[I recall Lincoln’s Gettysburg address: “The world will little note, nor long remember what we say here, but it can never forget what they did here. . . . it is for us the living  . . . the great task remaining before us.]
 
The task given to us, to me, what remains to be done.
 
Due to all, & I mean all the circumstances surrounding this film, I recognize that V:OICED :  words from asphalt is one of the most significant projects of my 50-year career as a professional eurythmist. Another such project dates back to 2005. I had just completed 2½ years of study in the Christian Community Priest Seminary, Hamburg. Upon leaving the seminary, I wanted to work with a sacred text. I chose the seven I AM statements found in the Gospel of John. Strange as it may seem both of these projects the I AM words of Christ & the act of filming movements to my own poems in front of these graffiti walls, are related. 
 
The I AM words of Christ are an expression of Christ’s Being in The Moment: Geistes Gegenwart.
 
The words & names painted on garage doors & abandoned buildings in Pittsburgh’s Wilkinsburg neighborhood are born out of a fierce urgency of now. When the day came to begin filming, I recognized there was no way I could use movements or ideas that had previously seemed appropriate, in other words, what I had practiced yesterday, or in the days prior to the filming.  On site, I was forced to be in The Moment. This was Edge Work: no makeup, no censoring, no pre-meditated will!
 
At one point in the rehearsals I expressed my struggles to Tina Kronis, the director.
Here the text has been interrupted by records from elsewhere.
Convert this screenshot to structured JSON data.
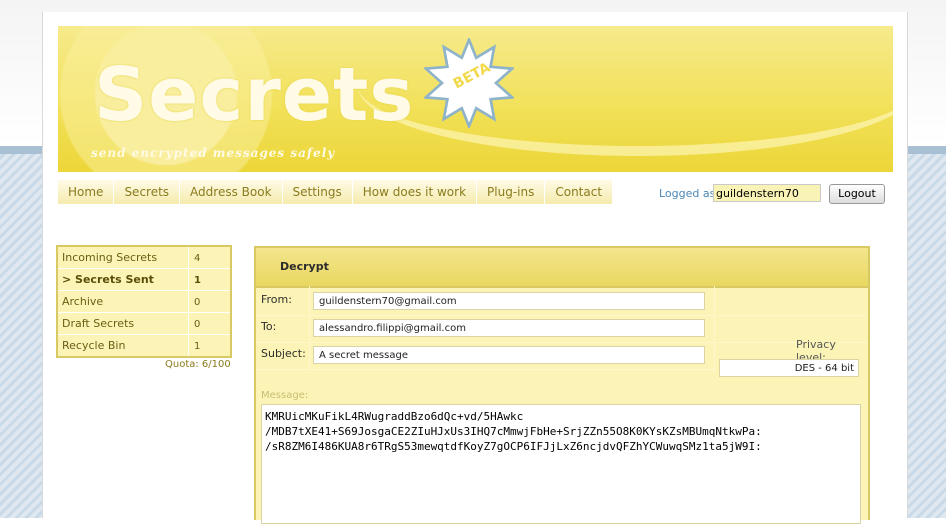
{
  "header": {
    "logo": "Secrets",
    "badge": "BETA",
    "tagline": "send encrypted messages safely"
  },
  "nav": {
    "items": [
      {
        "label": "Home"
      },
      {
        "label": "Secrets"
      },
      {
        "label": "Address Book"
      },
      {
        "label": "Settings"
      },
      {
        "label": "How does it work"
      },
      {
        "label": "Plug-ins"
      },
      {
        "label": "Contact"
      }
    ]
  },
  "session": {
    "logged_label": "Logged as:",
    "username": "guildenstern70",
    "logout_label": "Logout"
  },
  "sidebar": {
    "folders": [
      {
        "name": "Incoming Secrets",
        "count": "4"
      },
      {
        "name": "> Secrets Sent",
        "count": "1"
      },
      {
        "name": "Archive",
        "count": "0"
      },
      {
        "name": "Draft Secrets",
        "count": "0"
      },
      {
        "name": "Recycle Bin",
        "count": "1"
      }
    ],
    "quota": "Quota: 6/100"
  },
  "message": {
    "action_label": "Decrypt",
    "from_label": "From:",
    "from_value": "guildenstern70@gmail.com",
    "to_label": "To:",
    "to_value": "alessandro.filippi@gmail.com",
    "subject_label": "Subject:",
    "subject_value": "A secret message",
    "privacy_label": "Privacy level:",
    "privacy_value": "DES - 64 bit",
    "body_label": "Message:",
    "body": "KMRUicMKuFikL4RWugraddBzo6dQc+vd/5HAwkc\n/MDB7tXE41+S69JosgaCE2ZIuHJxUs3IHQ7cMmwjFbHe+SrjZZn55O8K0KYsKZsMBUmqNtkwPa:\n/sR8ZM6I486KUA8r6TRgS53mewqtdfKoyZ7gOCP6IFJjLxZ6ncjdvQFZhYCWuwqSMz1ta5jW9I:"
  },
  "colors": {
    "banner": "#f2e15a",
    "panel": "#fbf4b6",
    "border": "#d8c963",
    "link": "#4b86b4"
  }
}
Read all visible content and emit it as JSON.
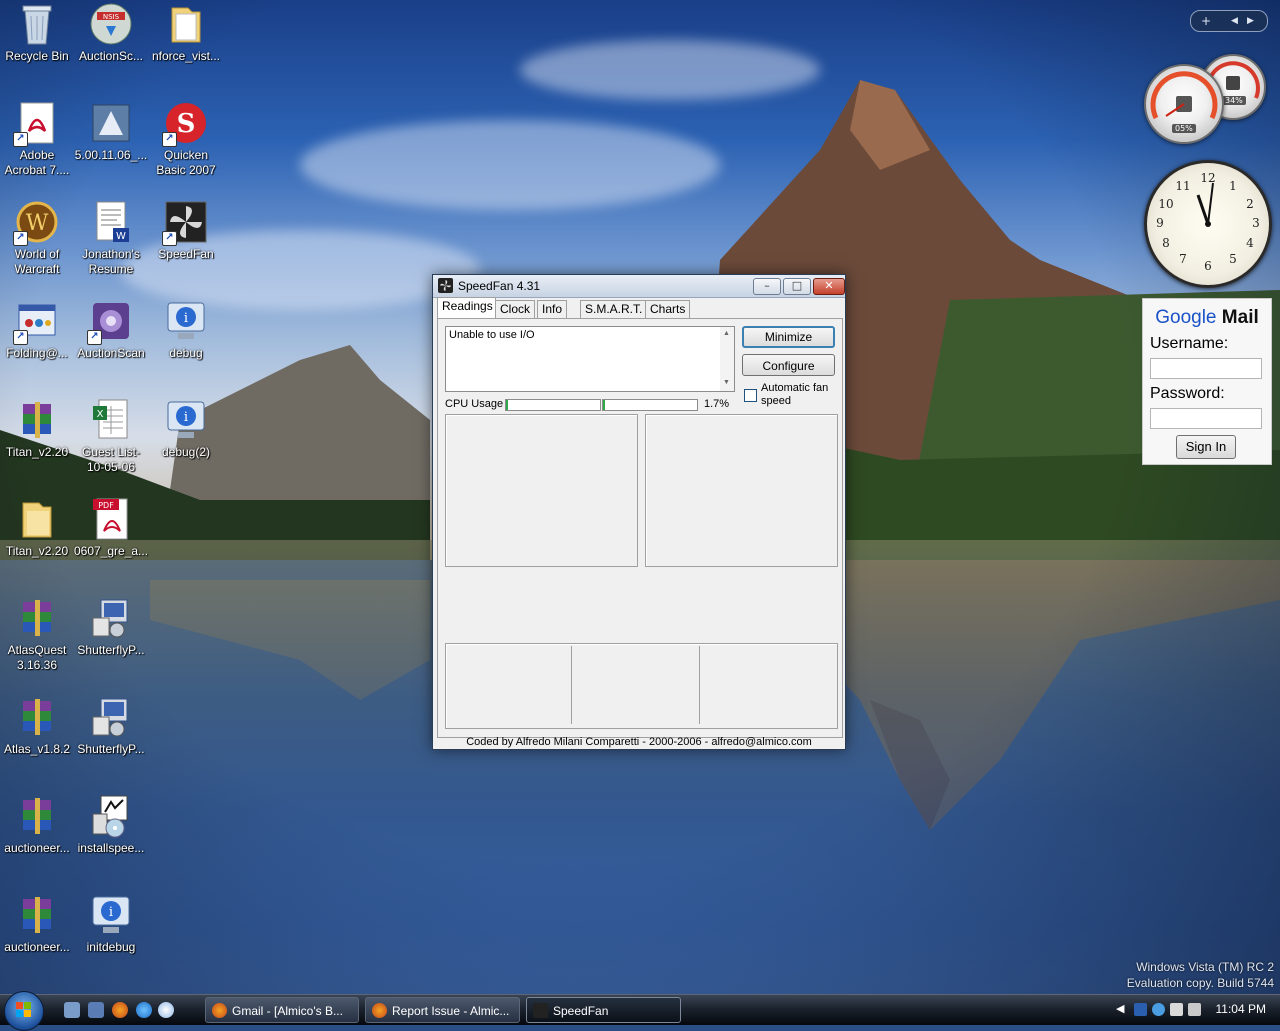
{
  "desktop": {
    "icons": [
      {
        "label": "Recycle Bin"
      },
      {
        "label": "AuctionSc..."
      },
      {
        "label": "nforce_vist..."
      },
      {
        "label": "Adobe Acrobat 7...."
      },
      {
        "label": "5.00.11.06_..."
      },
      {
        "label": "Quicken Basic 2007"
      },
      {
        "label": "World of Warcraft"
      },
      {
        "label": "Jonathon's Resume"
      },
      {
        "label": "SpeedFan"
      },
      {
        "label": "Folding@..."
      },
      {
        "label": "AuctionScan"
      },
      {
        "label": "debug"
      },
      {
        "label": "Titan_v2.20"
      },
      {
        "label": "Guest List-10-05-06"
      },
      {
        "label": "debug(2)"
      },
      {
        "label": "Titan_v2.20"
      },
      {
        "label": "0607_gre_a..."
      },
      {
        "label": "AtlasQuest 3.16.36"
      },
      {
        "label": "ShutterflyP..."
      },
      {
        "label": "Atlas_v1.8.2"
      },
      {
        "label": "ShutterflyP..."
      },
      {
        "label": "auctioneer..."
      },
      {
        "label": "installspee..."
      },
      {
        "label": "auctioneer..."
      },
      {
        "label": "initdebug"
      }
    ],
    "watermark": {
      "line1": "Windows Vista (TM) RC 2",
      "line2": "Evaluation copy. Build 5744"
    }
  },
  "speedfan": {
    "title": "SpeedFan 4.31",
    "controls": {
      "minimize": "–",
      "maximize": "□",
      "close": "✕"
    },
    "tabs": [
      {
        "label": "Readings"
      },
      {
        "label": "Clock"
      },
      {
        "label": "Info"
      },
      {
        "label": "S.M.A.R.T."
      },
      {
        "label": "Charts"
      }
    ],
    "active_tab": "Readings",
    "log_text": "Unable to use I/O",
    "buttons": {
      "minimize": "Minimize",
      "configure": "Configure"
    },
    "auto_fan_label": "Automatic fan speed",
    "auto_fan_checked": false,
    "cpu_label": "CPU Usage",
    "cpu_percent": "1.7%",
    "cpu_usage_fraction": 0.017,
    "status": "Coded by Alfredo Milani Comparetti - 2000-2006 - alfredo@almico.com"
  },
  "sidebar": {
    "gauge_cpu": "05%",
    "gauge_mem": "34%",
    "gmail": {
      "logo_google": "Google",
      "logo_mail": "Mail",
      "username_label": "Username:",
      "username_value": "",
      "password_label": "Password:",
      "password_value": "",
      "signin_label": "Sign In"
    }
  },
  "taskbar": {
    "buttons": [
      {
        "label": "Gmail - [Almico's B..."
      },
      {
        "label": "Report Issue - Almic..."
      },
      {
        "label": "SpeedFan"
      }
    ],
    "clock": "11:04 PM"
  }
}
I told her I feel inadequate, vulnerable, on the verge of tears. Everything about the place, the graffiti, the garbage, seem to erase me. How can I live up to this challenge? Tina’s response, Imagine you are performing for someone. I did that, but still, the pressure: Gail what are you doing? There was nothing to be controlled or practiced here. There was nothing that I could draw on. Nothing. 
 
Added to those challenges were the last minute problems with two of the recorded tapes from vocalist & percussionist Fred Johnson. & the fact that I was scheduled to have my second vaccine on the Friday before my last Zoom rehearsal with Tina in Los Angeles. There was no time to recover before Monday’s first day of filming. I was dizzy, & I felt sick. 
 
Don’t think, rather BE—the only way through.
 
Spirit Presence in the Moment  /  Edge  / An outdoor space alive & shifting  / I felt ill  /
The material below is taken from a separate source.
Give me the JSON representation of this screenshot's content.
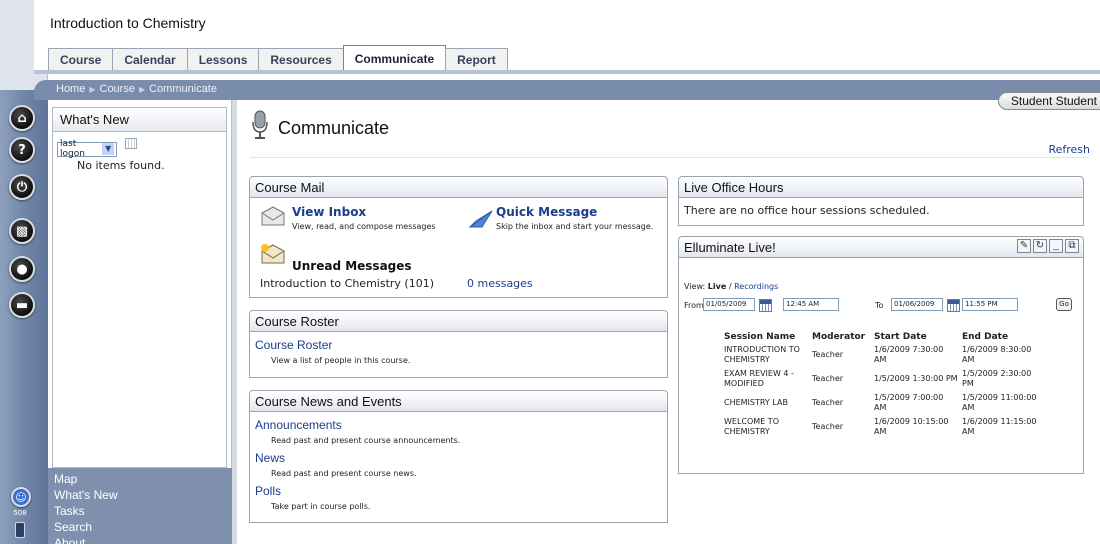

/  What am I doing?  /
 
& then there was the beautiful young woman sweeping her porch. She watched as we were filming my poem “Molten.” She stops sweeping. Leans into her broom, & applauds. Before driving off I approach her open backdoor. We sit on her steps & talk. She tells me she is a member of a slam poetry group & has never seen anything like this dance. After telling me her name, I stand up & demonstrate the eurythmy movements for SUNSHINE. 
 
We take a selfie. Later that day Sunshine texts me asking that I not post our photo on social media. I text back, no worries.